How to recycle ceramic waste from a kitchen in your home

Waste recycling can be a time-consuming process, but there are some tips to get you through it.

With this article, we’ll help you start a process of recycling your ceramic waste and save the environment.


Choose your waste types to recycle 1.3 million tonnes of ceramic waste each year – which is roughly 20 per cent of the UK’s total waste. 

The recycling of ceramic materials from kitchens, bathrooms and kitchens has always been controversial, with many arguing that ceramic waste should be reused for other purposes.

The British Waste Management Agency (BWM) says that only 2 per cent or around 3 million tonnes are recycled annually. 

But that number is down from 7 per cent in 2009, when ceramic was the leading source of waste, followed by paper, glass, cardboard and paperboard.

To make the process easier, BWM offers a ‘sustainability scheme’, which helps businesses find recycling opportunities and provides support for businesses to manage the waste.

You can apply for the scheme online.

If you have a ceramic dishwasher or food processor, Bwm suggests it should be removed, because this could pose a risk of mould or contamination.

The company also advises using ‘preventive maintenance’ when you reuse ceramic items, and making sure that they are not stored in areas where they can get mould and/or contamination.

You should also consider avoiding ceramic waste in areas with a high air pollution, and avoid using the same ceramic material in your house for both ceramic and non-ceramic purposes.

1,800 tonnes of waste per year – or 20 per day – The number of tonnes of non-ferrous waste that are being collected in London is estimated to be around 1,700 tonnes.

This is a lot more than you can easily dispose of.

The waste is often left behind in kitchens, dining rooms and bathrooms, where it is left for long periods of time, or left to rust. 

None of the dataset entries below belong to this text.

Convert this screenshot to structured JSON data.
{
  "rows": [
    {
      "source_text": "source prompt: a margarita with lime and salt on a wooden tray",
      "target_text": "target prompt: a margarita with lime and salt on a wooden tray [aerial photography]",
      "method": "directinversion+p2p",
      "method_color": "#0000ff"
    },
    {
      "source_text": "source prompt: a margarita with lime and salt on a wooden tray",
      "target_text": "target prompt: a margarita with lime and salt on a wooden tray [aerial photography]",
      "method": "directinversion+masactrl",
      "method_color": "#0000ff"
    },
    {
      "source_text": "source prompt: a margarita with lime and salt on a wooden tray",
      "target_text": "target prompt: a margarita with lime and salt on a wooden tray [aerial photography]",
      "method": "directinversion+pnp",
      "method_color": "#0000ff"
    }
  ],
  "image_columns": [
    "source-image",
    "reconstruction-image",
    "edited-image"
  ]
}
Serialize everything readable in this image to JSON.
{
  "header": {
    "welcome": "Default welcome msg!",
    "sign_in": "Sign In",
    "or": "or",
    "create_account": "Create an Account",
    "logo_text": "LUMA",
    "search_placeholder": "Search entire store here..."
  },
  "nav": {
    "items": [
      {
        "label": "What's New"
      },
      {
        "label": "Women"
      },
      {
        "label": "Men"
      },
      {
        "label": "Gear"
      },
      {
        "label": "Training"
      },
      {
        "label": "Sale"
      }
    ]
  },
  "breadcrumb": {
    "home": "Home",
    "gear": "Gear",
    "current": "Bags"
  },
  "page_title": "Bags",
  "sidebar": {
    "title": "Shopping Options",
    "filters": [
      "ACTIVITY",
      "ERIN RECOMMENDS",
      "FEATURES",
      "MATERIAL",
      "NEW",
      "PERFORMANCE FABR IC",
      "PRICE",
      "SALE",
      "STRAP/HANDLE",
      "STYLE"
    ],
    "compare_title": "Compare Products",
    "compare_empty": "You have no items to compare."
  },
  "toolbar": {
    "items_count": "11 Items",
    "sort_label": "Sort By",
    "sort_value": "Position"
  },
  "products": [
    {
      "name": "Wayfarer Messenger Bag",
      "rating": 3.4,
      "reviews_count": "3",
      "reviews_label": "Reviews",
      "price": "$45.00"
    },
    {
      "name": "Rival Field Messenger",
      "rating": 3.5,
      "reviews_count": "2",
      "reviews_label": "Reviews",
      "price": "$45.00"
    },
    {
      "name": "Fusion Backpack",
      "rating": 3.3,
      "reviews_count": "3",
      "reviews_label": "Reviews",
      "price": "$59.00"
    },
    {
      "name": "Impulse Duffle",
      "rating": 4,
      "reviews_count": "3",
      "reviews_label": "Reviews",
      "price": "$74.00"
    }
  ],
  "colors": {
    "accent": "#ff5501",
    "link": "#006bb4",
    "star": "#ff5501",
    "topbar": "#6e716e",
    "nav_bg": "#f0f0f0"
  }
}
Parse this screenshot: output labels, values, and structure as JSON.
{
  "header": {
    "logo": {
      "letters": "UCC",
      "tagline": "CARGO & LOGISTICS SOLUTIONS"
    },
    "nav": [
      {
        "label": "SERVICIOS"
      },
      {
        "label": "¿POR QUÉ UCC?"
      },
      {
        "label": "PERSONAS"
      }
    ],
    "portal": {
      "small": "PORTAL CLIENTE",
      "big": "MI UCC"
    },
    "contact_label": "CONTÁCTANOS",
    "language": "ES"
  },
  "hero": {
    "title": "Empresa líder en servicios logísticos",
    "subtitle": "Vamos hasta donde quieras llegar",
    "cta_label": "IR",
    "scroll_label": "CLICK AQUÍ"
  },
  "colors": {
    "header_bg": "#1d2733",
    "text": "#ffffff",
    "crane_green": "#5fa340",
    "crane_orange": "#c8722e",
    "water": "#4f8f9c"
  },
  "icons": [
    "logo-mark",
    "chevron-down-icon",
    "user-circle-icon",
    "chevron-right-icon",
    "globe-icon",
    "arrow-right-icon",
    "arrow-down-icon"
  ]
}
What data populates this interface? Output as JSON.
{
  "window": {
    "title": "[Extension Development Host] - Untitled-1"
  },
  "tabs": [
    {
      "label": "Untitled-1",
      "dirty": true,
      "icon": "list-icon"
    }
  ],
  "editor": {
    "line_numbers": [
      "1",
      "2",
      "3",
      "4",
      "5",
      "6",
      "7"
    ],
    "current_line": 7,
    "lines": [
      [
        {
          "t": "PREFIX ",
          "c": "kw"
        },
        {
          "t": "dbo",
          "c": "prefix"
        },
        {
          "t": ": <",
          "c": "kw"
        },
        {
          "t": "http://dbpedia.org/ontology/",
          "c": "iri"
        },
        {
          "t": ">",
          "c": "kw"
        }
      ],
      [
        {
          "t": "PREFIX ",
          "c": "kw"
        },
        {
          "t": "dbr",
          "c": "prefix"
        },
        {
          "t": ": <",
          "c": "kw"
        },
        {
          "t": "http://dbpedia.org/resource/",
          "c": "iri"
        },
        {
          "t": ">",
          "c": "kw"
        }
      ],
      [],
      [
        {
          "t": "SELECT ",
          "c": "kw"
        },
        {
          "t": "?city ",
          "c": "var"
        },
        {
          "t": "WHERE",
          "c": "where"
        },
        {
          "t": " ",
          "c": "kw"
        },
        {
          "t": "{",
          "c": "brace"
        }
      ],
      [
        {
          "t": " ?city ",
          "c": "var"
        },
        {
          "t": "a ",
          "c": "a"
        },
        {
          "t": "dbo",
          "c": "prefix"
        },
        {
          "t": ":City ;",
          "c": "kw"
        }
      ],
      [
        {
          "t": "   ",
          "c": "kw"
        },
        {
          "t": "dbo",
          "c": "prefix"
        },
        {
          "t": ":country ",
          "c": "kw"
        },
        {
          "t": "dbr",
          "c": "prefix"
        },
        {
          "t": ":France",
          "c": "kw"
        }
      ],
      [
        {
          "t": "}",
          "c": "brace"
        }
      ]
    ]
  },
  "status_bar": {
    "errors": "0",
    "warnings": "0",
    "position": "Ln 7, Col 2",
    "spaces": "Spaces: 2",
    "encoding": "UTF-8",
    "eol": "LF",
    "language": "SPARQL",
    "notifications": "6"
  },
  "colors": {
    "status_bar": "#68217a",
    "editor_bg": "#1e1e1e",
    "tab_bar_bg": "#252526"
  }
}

A survey conducted by Waste-to-Energy and the London Councils Office for Waste Management, found that about 40 per cent are discarded at the landfill, while the remainder are returned to the homes they were collected in.

Some of these materials can also pose health risks, and it is recommended that people keep them out of the reach of children.

You can apply to the BWM recycling scheme to make it easier to recycle your ceramic materials, and if you’re looking to use a pre-used ceramic dish or food pan for cooking, there are a number of options available.

Ceramic dishes from kitchen and bathtub Ceramic can be stored for long times, and is often not recycled because of the high air pollutants it can emit, so a preformed ceramic dish is more environmentally friendly. 

For ceramic, the first step is to remove it from the kitchen, and then wash it with water.

Then, wash the ceramic material with a water-based soap and a detergent solution.

Then wash the finished dish with soap and water. 

When it comes to washing a ceramic plate, you should use a dishwasher with a scrubber on, which will remove all the excess, including mould and contamination.

This will also ensure that the ceramic is dry before using it for cooking.

A ceramic dish from a wash cycle If you want to avoid using your dishwasher, there is a method that is much more environmentally-friendly.

If you want a preheated ceramic dish that is ready to cook in a prewarmed pot, there’s a quick and simple way to make your own at home.

You’ll need a ceramic bowl, a bowl that has a hole in it, and a kettle.

The bowl should be of ceramic, and be at least three metres long.

You then have to put the ceramic bowl in a kettle, and heat it up to at least 160C. 

Once the ceramic has reached the correct temperature, add a few drops of detergent and a little salt to the pot.

After it has cooled down a little, you will need to dip the ceramic into the detergent, and stir it until it is all mixed.

Then you will put the bowl into the prewarmer pot and heat up the ceramic again. 

Now, you can pour the pre-warmed ceramic pot into a clean, dry dishwasher and heat the ceramic for at least 30 minutes. 

After that, use the detergents to scrub the ceramic, using a damp cloth to avoid discolouring the ceramic.

You may also want to wash the bowl, and once it is hot, put the dish into the microwave for 30 minutes, to ensure it’s not hot enough to melt any of the ceramic particles. 

To save money, the Bwm scheme also offers a ceramic-free meal-maker, which uses pre-heated pots and pans for a delicious, eco-friendly dish.

There are also ceramic food-cookers that are dishwasher safe, and you